Iceland – the land of ice and fire - has undeniably experienced some major changes in the tourism sector in the past decade. Many people heard about the island for the first time, when volcano Eyjafjallajökull erupted in 2010 and its ash cloud was shown on TV screens all over the world. Still, the majority of travelers became really curious, during the European Football Championship in 2016, and took a shine to the hitherto mostly unknown people of Iceland.
Now, almost a decade after Eyjafjallajökull erupted, people hear about the so-called overtourism in Iceland, a term that has been brought up by the media, but that doesn’t seem to describe reality appropriately.
While in 2017 roughly 2.2 million people from foreign countries visited Iceland, 39.2 million people visited the UK. Keep in mind that the UK with its size of 242.495 square kilometers is roughly only twice as big as Iceland, and most people there don’t feel like their home country is completely overrun by tourists. So before you start to think that you might not want to spend your next holiday in Iceland, because you expect hordes of other tourists everywhere you would like to go, let us stick to what’s true.
To give you some recent facts, as an Icelandic newspaper reports, fewer tourists came to the island in January this year, compared to January 2018. The decrease is said to be around 5.8%. Besides, the tourism growth brought major positive changes with it. The plateau at Gullfoss (which means “golden waterfall”), for example, has been extended, so that visitors have even more space to spread out and enjoy an amazing view of the waterfall.
Iceland also invested in new attractions like the Lava Centre in Hvolvöllur, a Lava Show and shopping centre in Vík, boat tours on lake Fjallárlón, and 4-star hotels like Umi, Fosshotel Jökulsárlón and Austfirðir. In addition, many new restaurants opened that offer lots of delicious international dishes, and hotels are open now during winter, too.
Furthermore, many new toilet facilities were built near famous sights all over the country, like Seljalandsfoss or Fjaðrárglúfur, and Iceland invested in a better infrastructure and parking spaces.
There has been a tourism growth in the past decade, and yes, during the high season (from May to September), you can expect many people at the hotspots of Iceland, like the Geyser area, the Blue Lagoon, or the Golden Circle. But if you want to visit those places during your stay, we recommend going there in the mornings or evenings, so you can avoid running into bigger groups of people. Or why not book a self-drive tour around the island, and discover places on your own?

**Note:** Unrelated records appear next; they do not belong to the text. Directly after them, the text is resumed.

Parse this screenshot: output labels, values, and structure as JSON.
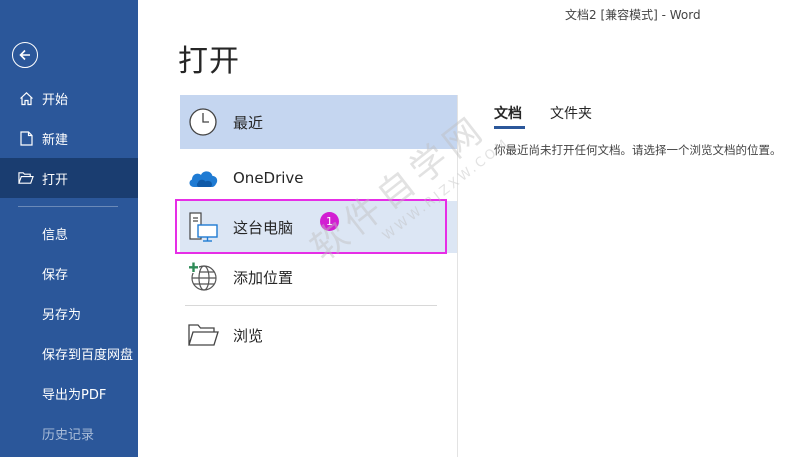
{
  "window": {
    "title": "文档2 [兼容模式]  -  Word"
  },
  "sidebar": {
    "items": [
      {
        "label": "开始",
        "icon": "home-icon"
      },
      {
        "label": "新建",
        "icon": "new-document-icon"
      },
      {
        "label": "打开",
        "icon": "folder-open-icon",
        "active": true
      },
      {
        "label": "信息"
      },
      {
        "label": "保存"
      },
      {
        "label": "另存为"
      },
      {
        "label": "保存到百度网盘"
      },
      {
        "label": "导出为PDF"
      },
      {
        "label": "历史记录",
        "disabled": true
      }
    ]
  },
  "page": {
    "title": "打开"
  },
  "locations": [
    {
      "label": "最近",
      "icon": "clock-icon",
      "state": "selected"
    },
    {
      "label": "OneDrive",
      "icon": "cloud-icon"
    },
    {
      "label": "这台电脑",
      "icon": "computer-icon",
      "state": "hover"
    },
    {
      "label": "添加位置",
      "icon": "globe-add-icon"
    },
    {
      "label": "浏览",
      "icon": "folder-icon"
    }
  ],
  "annotation": {
    "badge": "1"
  },
  "content": {
    "tabs": [
      {
        "label": "文档",
        "active": true
      },
      {
        "label": "文件夹"
      }
    ],
    "empty_message": "你最近尚未打开任何文档。请选择一个浏览文档的位置。"
  },
  "watermark": {
    "text": "软件自学网",
    "sub": "WWW.RJZXW.COM"
  },
  "colors": {
    "sidebar": "#2b579a",
    "sidebar_active": "#1a3d70",
    "selected": "#c5d6f0",
    "annotation": "#e62ee6"
  }
}
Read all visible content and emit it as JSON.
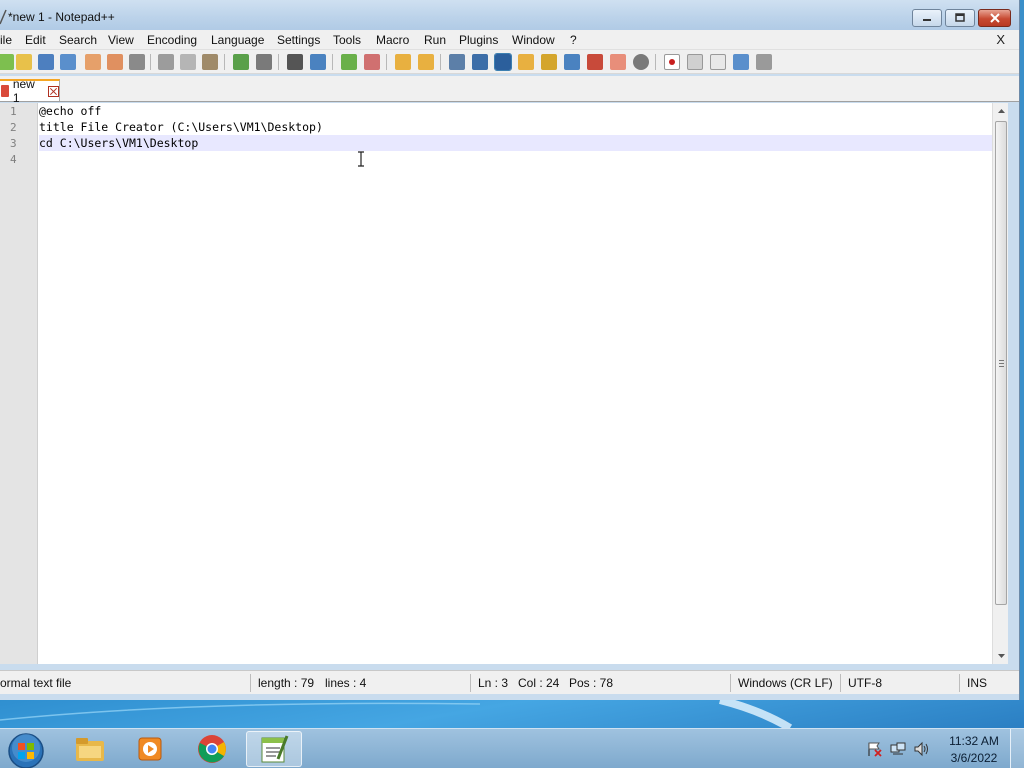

Generally speaking, Icelanders are positive about the tourism growth, because they know about its importance for the economy, and that at least one third of all jobs in the country depends on it. The island was surprised by the tourism boom starting a couple of years ago, but its people proved to be good hosts to all international visitors, and they present their home country with pride.
So let’s get this straight: tourists are welcome in Iceland, even if it might get very busy at the hotspots from time to time (like in many other countries as well). Iceland needs and welcomes tourists, though they should always keep in mind to respect the beautiful landscape of Iceland and its people.